-- Task brief --
Give a verbatim quotation of every record.

-- Listed records --

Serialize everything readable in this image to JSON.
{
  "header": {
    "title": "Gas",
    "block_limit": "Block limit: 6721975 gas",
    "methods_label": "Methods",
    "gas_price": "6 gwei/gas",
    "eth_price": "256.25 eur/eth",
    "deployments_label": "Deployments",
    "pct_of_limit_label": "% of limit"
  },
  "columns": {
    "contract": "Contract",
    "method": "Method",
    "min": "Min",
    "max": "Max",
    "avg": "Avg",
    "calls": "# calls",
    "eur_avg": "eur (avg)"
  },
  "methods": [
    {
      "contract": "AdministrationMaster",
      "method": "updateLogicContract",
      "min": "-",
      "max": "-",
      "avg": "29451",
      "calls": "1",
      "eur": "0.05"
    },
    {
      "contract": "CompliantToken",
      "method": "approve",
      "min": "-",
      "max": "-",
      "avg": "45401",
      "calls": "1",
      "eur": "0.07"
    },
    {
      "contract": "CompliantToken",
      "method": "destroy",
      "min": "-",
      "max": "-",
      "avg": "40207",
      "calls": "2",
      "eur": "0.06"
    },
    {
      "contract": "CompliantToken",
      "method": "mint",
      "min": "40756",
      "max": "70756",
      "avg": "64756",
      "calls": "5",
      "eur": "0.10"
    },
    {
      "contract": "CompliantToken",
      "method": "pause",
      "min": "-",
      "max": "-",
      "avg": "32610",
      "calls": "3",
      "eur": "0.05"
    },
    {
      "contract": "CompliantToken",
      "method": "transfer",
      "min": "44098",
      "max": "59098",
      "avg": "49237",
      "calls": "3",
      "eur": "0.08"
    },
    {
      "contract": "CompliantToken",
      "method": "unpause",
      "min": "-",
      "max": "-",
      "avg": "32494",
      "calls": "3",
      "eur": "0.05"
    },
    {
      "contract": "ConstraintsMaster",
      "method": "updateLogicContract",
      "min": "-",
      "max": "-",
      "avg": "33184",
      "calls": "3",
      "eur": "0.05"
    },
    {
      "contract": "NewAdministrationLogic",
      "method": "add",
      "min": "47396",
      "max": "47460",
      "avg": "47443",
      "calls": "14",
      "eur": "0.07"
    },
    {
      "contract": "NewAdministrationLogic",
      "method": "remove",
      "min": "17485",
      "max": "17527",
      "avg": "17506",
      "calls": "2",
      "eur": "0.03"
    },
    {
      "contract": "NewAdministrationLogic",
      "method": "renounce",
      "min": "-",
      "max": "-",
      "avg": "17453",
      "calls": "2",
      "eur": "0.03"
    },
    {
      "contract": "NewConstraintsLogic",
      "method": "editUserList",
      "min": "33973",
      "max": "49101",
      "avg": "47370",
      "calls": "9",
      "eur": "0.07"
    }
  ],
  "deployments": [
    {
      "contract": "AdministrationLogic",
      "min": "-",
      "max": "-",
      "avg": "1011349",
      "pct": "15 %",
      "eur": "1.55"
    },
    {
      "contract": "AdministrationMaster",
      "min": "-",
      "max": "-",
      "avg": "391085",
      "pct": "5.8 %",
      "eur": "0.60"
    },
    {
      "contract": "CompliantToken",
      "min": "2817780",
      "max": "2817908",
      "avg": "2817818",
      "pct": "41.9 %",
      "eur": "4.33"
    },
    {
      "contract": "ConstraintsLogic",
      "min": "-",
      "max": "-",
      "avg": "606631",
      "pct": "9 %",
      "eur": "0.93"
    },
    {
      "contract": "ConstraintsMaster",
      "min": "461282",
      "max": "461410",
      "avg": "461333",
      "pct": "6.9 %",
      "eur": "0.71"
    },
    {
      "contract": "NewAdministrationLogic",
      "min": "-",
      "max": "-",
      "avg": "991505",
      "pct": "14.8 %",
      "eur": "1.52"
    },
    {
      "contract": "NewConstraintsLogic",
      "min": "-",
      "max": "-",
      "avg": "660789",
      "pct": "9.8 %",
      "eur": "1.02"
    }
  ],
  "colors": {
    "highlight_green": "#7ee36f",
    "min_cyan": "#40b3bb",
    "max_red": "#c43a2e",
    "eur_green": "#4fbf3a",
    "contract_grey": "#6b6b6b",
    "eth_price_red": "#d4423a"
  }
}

-- Final answer --
Serialize everything readable in this image to JSON.
{
  "header": {
    "title": "Gas",
    "block_limit": "Block limit: 6721975 gas",
    "methods_label": "Methods",
    "gas_price": "6 gwei/gas",
    "eth_price": "256.25 eur/eth",
    "deployments_label": "Deployments",
    "pct_of_limit_label": "% of limit"
  },
  "columns": {
    "contract": "Contract",
    "method": "Method",
    "min": "Min",
    "max": "Max",
    "avg": "Avg",
    "calls": "# calls",
    "eur_avg": "eur (avg)"
  },
  "methods": [
    {
      "contract": "AdministrationMaster",
      "method": "updateLogicContract",
      "min": "-",
      "max": "-",
      "avg": "29451",
      "calls": "1",
      "eur": "0.05"
    },
    {
      "contract": "CompliantToken",
      "method": "approve",
      "min": "-",
      "max": "-",
      "avg": "45401",
      "calls": "1",
      "eur": "0.07"
    },
    {
      "contract": "CompliantToken",
      "method": "destroy",
      "min": "-",
      "max": "-",
      "avg": "40207",
      "calls": "2",
      "eur": "0.06"
    },
    {
      "contract": "CompliantToken",
      "method": "mint",
      "min": "40756",
      "max": "70756",
      "avg": "64756",
      "calls": "5",
      "eur": "0.10"
    },
    {
      "contract": "CompliantToken",
      "method": "pause",
      "min": "-",
      "max": "-",
      "avg": "32610",
      "calls": "3",
      "eur": "0.05"
    },
    {
      "contract": "CompliantToken",
      "method": "transfer",
      "min": "44098",
      "max": "59098",
      "avg": "49237",
      "calls": "3",
      "eur": "0.08"
    },
    {
      "contract": "CompliantToken",
      "method": "unpause",
      "min": "-",
      "max": "-",
      "avg": "32494",
      "calls": "3",
      "eur": "0.05"
    },
    {
      "contract": "ConstraintsMaster",
      "method": "updateLogicContract",
      "min": "-",
      "max": "-",
      "avg": "33184",
      "calls": "3",
      "eur": "0.05"
    },
    {
      "contract": "NewAdministrationLogic",
      "method": "add",
      "min": "47396",
      "max": "47460",
      "avg": "47443",
      "calls": "14",
      "eur": "0.07"
    },
    {
      "contract": "NewAdministrationLogic",
      "method": "remove",
      "min": "17485",
      "max": "17527",
      "avg": "17506",
      "calls": "2",
      "eur": "0.03"
    },
    {
      "contract": "NewAdministrationLogic",
      "method": "renounce",
      "min": "-",
      "max": "-",
      "avg": "17453",
      "calls": "2",
      "eur": "0.03"
    },
    {
      "contract": "NewConstraintsLogic",
      "method": "editUserList",
      "min": "33973",
      "max": "49101",
      "avg": "47370",
      "calls": "9",
      "eur": "0.07"
    }
  ],
  "deployments": [
    {
      "contract": "AdministrationLogic",
      "min": "-",
      "max": "-",
      "avg": "1011349",
      "pct": "15 %",
      "eur": "1.55"
    },
    {
      "contract": "AdministrationMaster",
      "min": "-",
      "max": "-",
      "avg": "391085",
      "pct": "5.8 %",
      "eur": "0.60"
    },
    {
      "contract": "CompliantToken",
      "min": "2817780",
      "max": "2817908",
      "avg": "2817818",
      "pct": "41.9 %",
      "eur": "4.33"
    },
    {
      "contract": "ConstraintsLogic",
      "min": "-",
      "max": "-",
      "avg": "606631",
      "pct": "9 %",
      "eur": "0.93"
    },
    {
      "contract": "ConstraintsMaster",
      "min": "461282",
      "max": "461410",
      "avg": "461333",
      "pct": "6.9 %",
      "eur": "0.71"
    },
    {
      "contract": "NewAdministrationLogic",
      "min": "-",
      "max": "-",
      "avg": "991505",
      "pct": "14.8 %",
      "eur": "1.52"
    },
    {
      "contract": "NewConstraintsLogic",
      "min": "-",
      "max": "-",
      "avg": "660789",
      "pct": "9.8 %",
      "eur": "1.02"
    }
  ],
  "colors": {
    "highlight_green": "#7ee36f",
    "min_cyan": "#40b3bb",
    "max_red": "#c43a2e",
    "eur_green": "#4fbf3a",
    "contract_grey": "#6b6b6b",
    "eth_price_red": "#d4423a"
  }
}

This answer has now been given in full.